Only one current justice -- John Paul Stevens -- was on the court when Greenhouse started on the beat for the Times in 1978. At that time, Hines said the court's philosophy was still largely expansionist when it came to constitutional interpretation of federal power, as it had been from the 1930s. Since then, however, a series of justices appointed by Presidents Reagan, George H. W. Bush and George W. Bush have created a judicial philosophy much friendlier to the notion of curtailing federal powers and giving greater recognition to the rights of states to govern themselves.

"She's documented one of the most significant shifts in philosophy the court has ever seen," said Hines, who coordinates the Levitt Lecture Series for the law school.
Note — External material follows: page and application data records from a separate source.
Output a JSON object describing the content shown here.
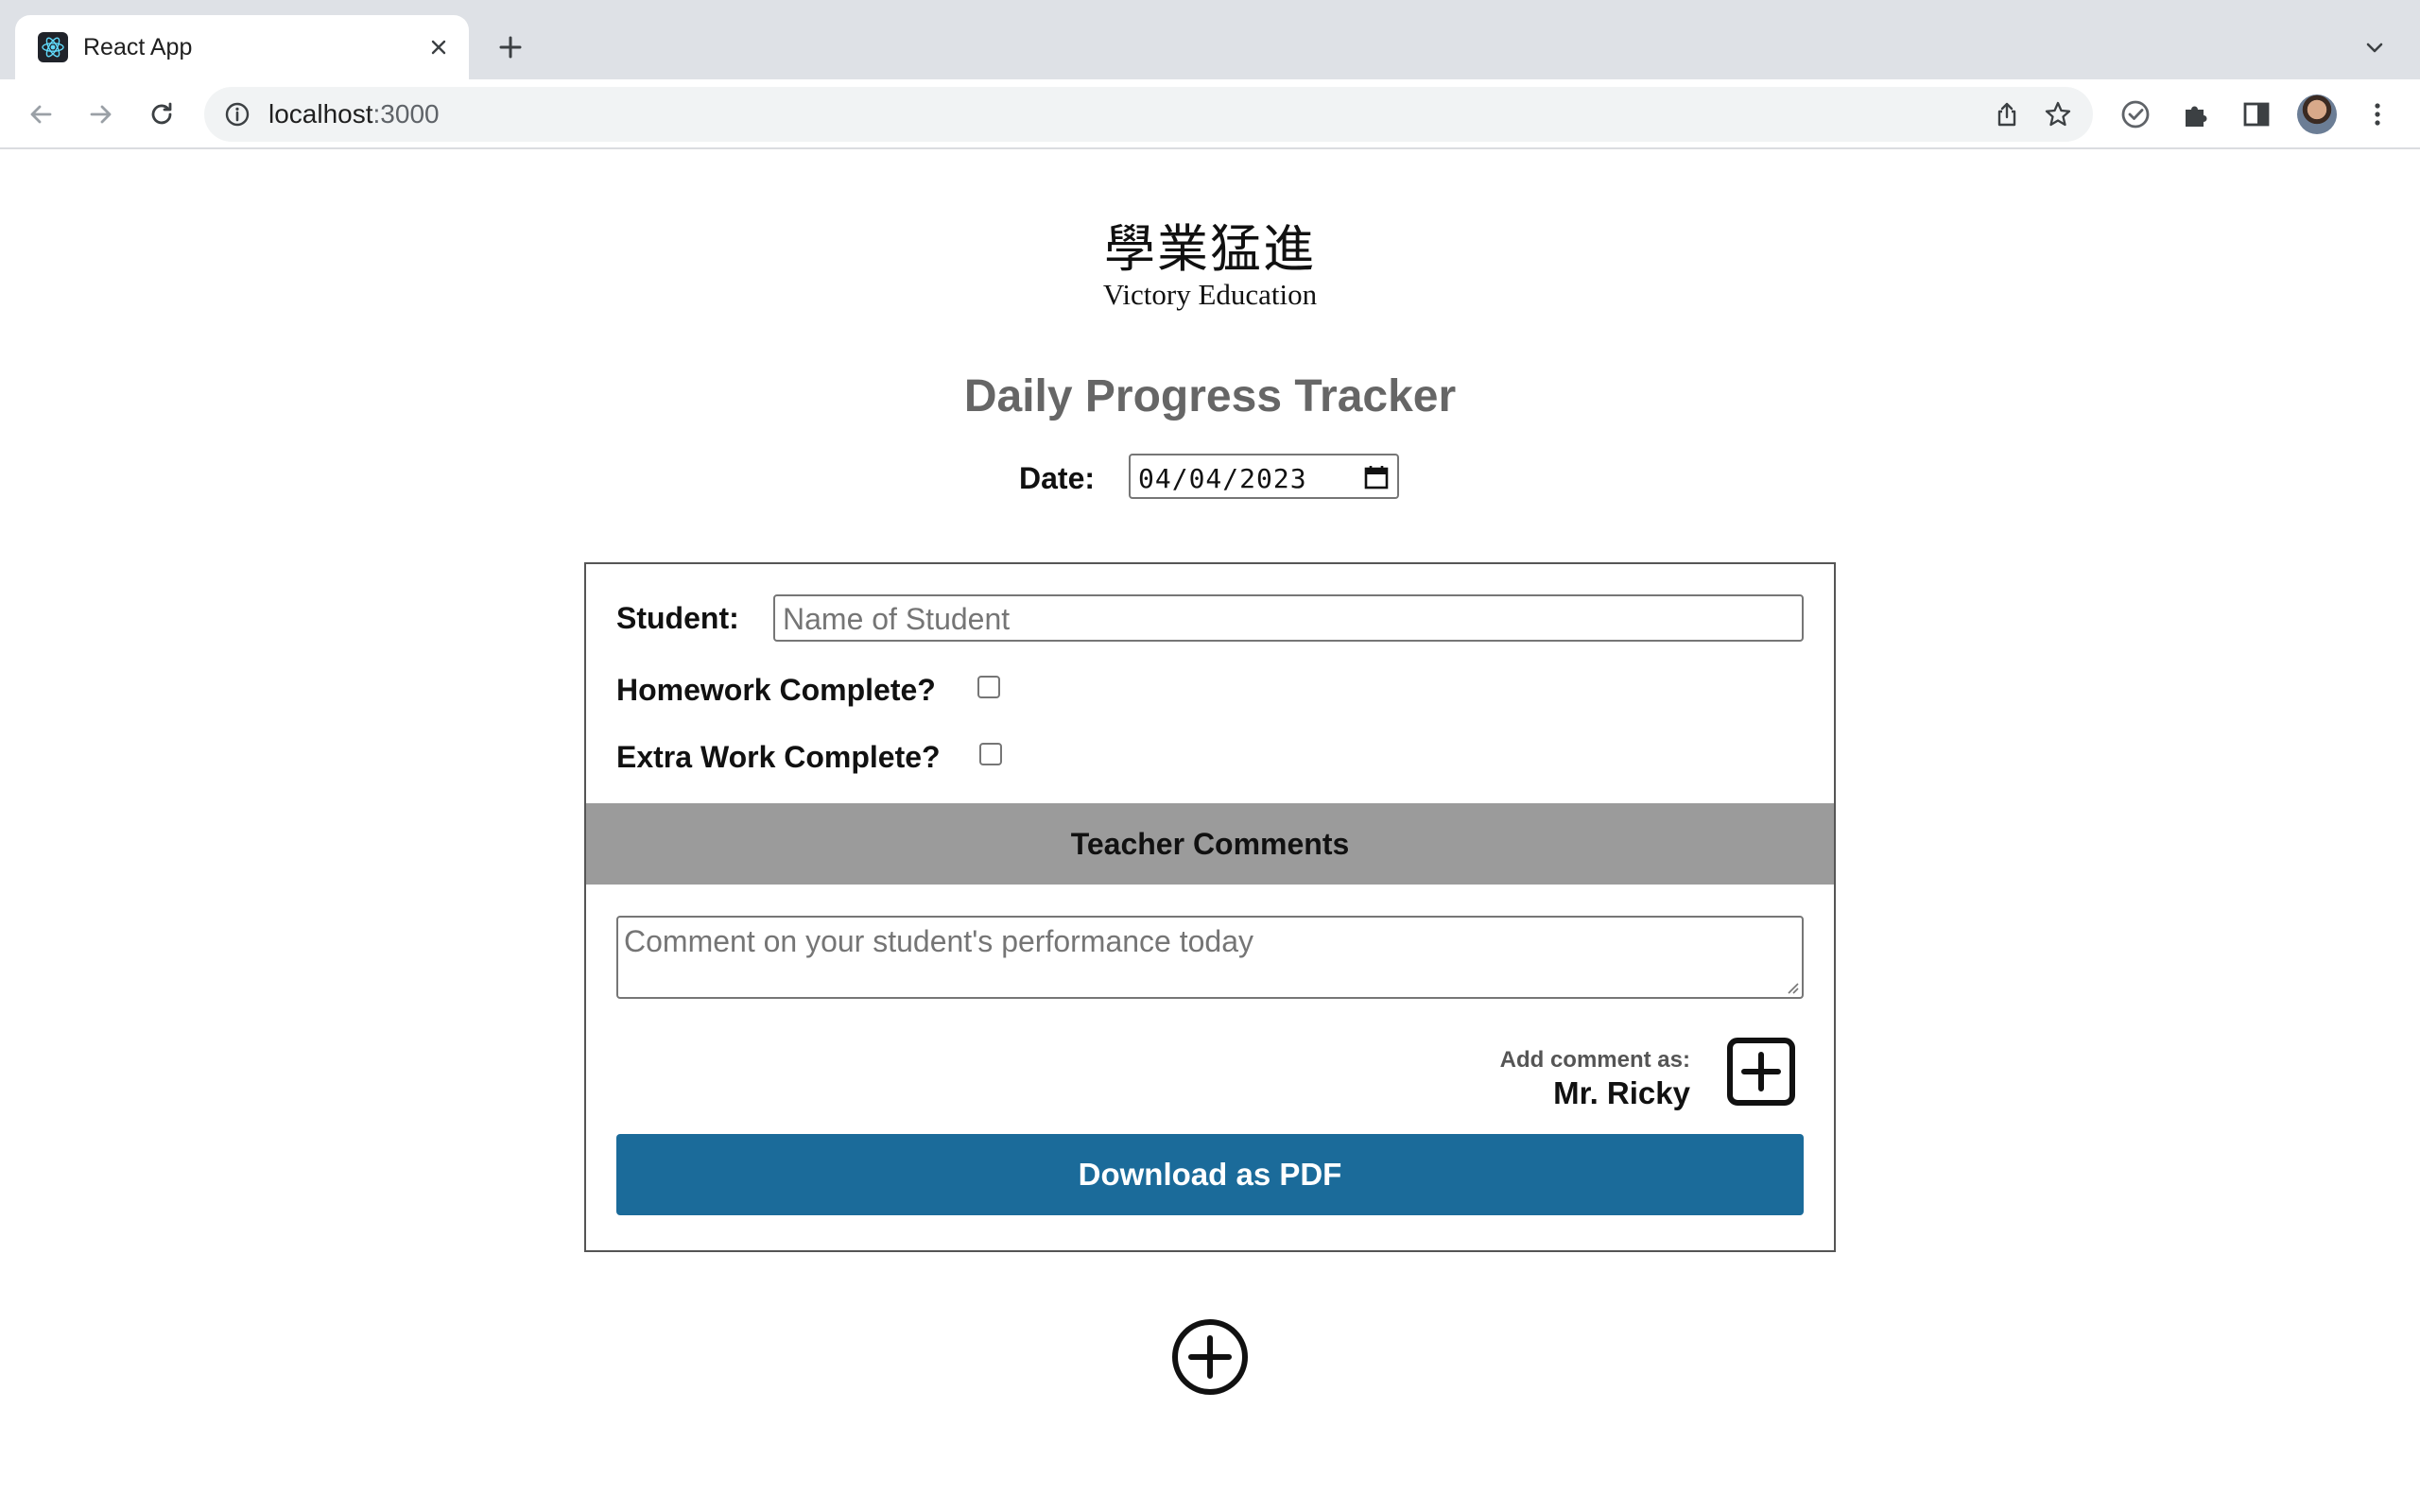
{
  "browser": {
    "tab_title": "React App",
    "url_host": "localhost",
    "url_port": ":3000"
  },
  "logo": {
    "chinese": "學業猛進",
    "english": "Victory Education"
  },
  "page": {
    "title": "Daily Progress Tracker",
    "date_label": "Date:",
    "date_value": "04/04/2023"
  },
  "form": {
    "student_label": "Student:",
    "student_placeholder": "Name of Student",
    "student_value": "",
    "homework_label": "Homework Complete?",
    "homework_checked": false,
    "extra_label": "Extra Work Complete?",
    "extra_checked": false,
    "comments_header": "Teacher Comments",
    "comment_placeholder": "Comment on your student's performance today",
    "comment_value": "",
    "add_as_label": "Add comment as:",
    "teacher_name": "Mr. Ricky",
    "download_label": "Download as PDF"
  },
  "colors": {
    "primary_button": "#1b6b9a",
    "comments_header_bg": "#9b9b9b",
    "title_text": "#666666"
  },
  "icons": [
    "react-logo-icon",
    "close-icon",
    "plus-icon",
    "chevron-down-icon",
    "back-arrow-icon",
    "forward-arrow-icon",
    "reload-icon",
    "info-icon",
    "share-icon",
    "star-icon",
    "check-circle-icon",
    "puzzle-icon",
    "side-panel-icon",
    "kebab-menu-icon",
    "calendar-icon",
    "add-square-icon",
    "add-circle-icon"
  ]
}
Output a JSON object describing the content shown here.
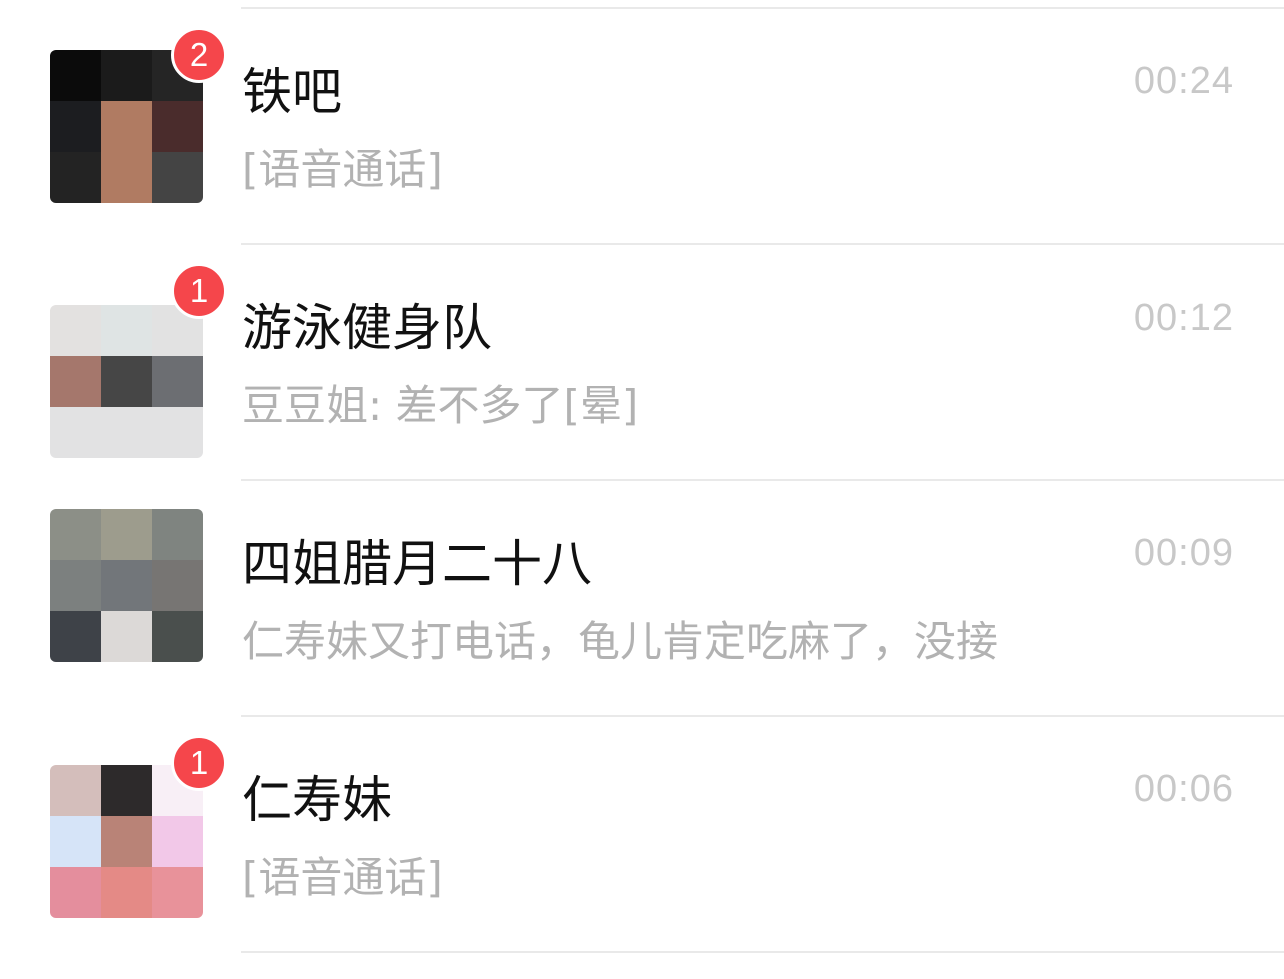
{
  "chats": [
    {
      "name": "铁吧",
      "time": "00:24",
      "preview": "[语音通话]",
      "unread": "2",
      "avatar_colors": [
        "#0b0b0b",
        "#1b1b1b",
        "#252525",
        "#1c1d20",
        "#b07b62",
        "#4a2c2c",
        "#232323",
        "#b07b62",
        "#444444"
      ]
    },
    {
      "name": "游泳健身队",
      "time": "00:12",
      "preview": "豆豆姐: 差不多了[晕]",
      "unread": "1",
      "avatar_colors": [
        "#e3e1e0",
        "#dfe4e4",
        "#e2e2e2",
        "#a5776c",
        "#464646",
        "#6c6e72",
        "#e2e2e3",
        "#e2e2e3",
        "#e2e2e3"
      ]
    },
    {
      "name": "四姐腊月二十八",
      "time": "00:09",
      "preview": "仁寿妹又打电话，龟儿肯定吃麻了，没接",
      "unread": "",
      "avatar_colors": [
        "#8c8f87",
        "#9d9c8d",
        "#7f8480",
        "#7c807f",
        "#72767a",
        "#777573",
        "#3e4248",
        "#dcd9d7",
        "#4a4f4d"
      ]
    },
    {
      "name": "仁寿妹",
      "time": "00:06",
      "preview": "[语音通话]",
      "unread": "1",
      "avatar_colors": [
        "#d4bebb",
        "#2d2a2b",
        "#f8eff6",
        "#d6e4f8",
        "#b98377",
        "#f2c8e8",
        "#e48e9d",
        "#e48a86",
        "#e8929a"
      ]
    }
  ]
}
For her coverage of the court, Greenhouse was awarded a Pulitzer Prize in Journalism (beat reporting) in 1998. In 2004, she received the Goldsmith Career Award for Excellence in Journalism from the Kennedy School of Government at Harvard, and the John Chancellor Award for Excellence in Journalism from the Annenberg School for Communication at the University of Pennsylvania.

Greenhouse has also covered some of the court's most significant personalities, including Sandra Day O'Conner, the first woman to be appointed justice; Clarence Thomas, the court's second African-American justice whose Senate hearings created lurid headlines for months; and Harry Blackmun, author of the Roe v. Wade decision that legalized abortion. In fact, Greenhouse was the first reporter to be given access to Blackmun's personal archive, and her research resulted in the 2005 book "Becoming Justice Blackmun: Harry Blackmun's Supreme Court Journey." The book shows how Blackmun evolved from a conservative jurist appointed by Richard Nixon to a liberal who opposed capital punishment and wrote the Roe decision.

Greenhouse is a graduate of Radcliffe College, where she currently serves on the advisory committee to the Schlesinger Library on the History of American Women. She earned a Master of Studies in Law degree from Yale Law School, and has several honorary degrees.

The Richard S. Levitt Family Distinguished Lectureship was created in 1995 through a generous endowment gift from the Levitt family to the Iowa Law School Foundation. The purpose of the Levitt Lectures is to bring to the Iowa campus distinguished national and international figures in law and government to present timely lectures to students, faculty and alumni of the College of Law. Prior Levitt Lecturers include U.S. Supreme Court Justice John Paul Stevens, former U.S. Attorney General Janet Reno, former U.S. Army General Wesley Clark, former Republic of Ireland President Mary Robinson, New York Times columnist Thomas Friedman, and four Nobel Peace Prize winners: Elie Wiesel, Abba Eban, Bishop Desmond Tutu and John Hume.

STORY SOURCE: University of Iowa News Service, 300 Plaza Centre One, Suite 371, Iowa City, Iowa 52242-2500.

MEDIA CONTACT: Tom Snee, 319-384-0010, tom-snee@uiowa.edu.